Marsh worked with legislators in 2015 to pass a law enabling the school, and the Little Rock center opened in 2017. In the spring, Goodwill will open its second Arkansas school, in a converted 33,000-SF building in Springdale. Adding the school will allow Goodwill to serve up to 700 students per year (350 at each location).
Goodwill also offers workforce training services and certifications for unemployed or underemployed Arkansans, preparing them for careers in industries including construction, health care, manufacturing, IT, logistics, and consumer service and business. It provides employment services, helping people prepare for careers inside Goodwill and at other companies. And it helps formerly incarcerated people reenter the workforce through its paid, 12-week Transition Employment Opportunities program, which is seeking more employers with which to partner.

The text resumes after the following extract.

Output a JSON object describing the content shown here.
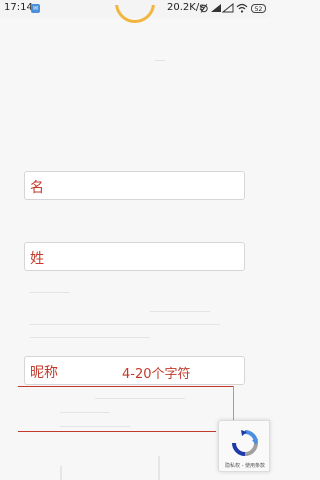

“Our recidivism coming out of that program is less than 6%. The state average is 46%,” Marsh said. “So we're highly successful.”
The organization also performed well amid the pandemic. Declared an essential organization by the governor, Goodwill Industries of Arkansas operated 30 of the fewer than 60 U.S. Goodwills that remained open in April 2020. “I think that is huge. I think dealing with the ambiguity of COVID over that, you know, 2020 to 2021, it strengthened us as a team,” Marsh said.
Looking ahead, Marsh is working with legislators to pass a permanent funding mechanism for the Excel Centers. He said 300,000 Arkansans over 19 don’t have a high school diploma, leading to employment barriers and perpetuating family poverty. “With sustainable funding, we would launch three additional high schools across the state,” he said.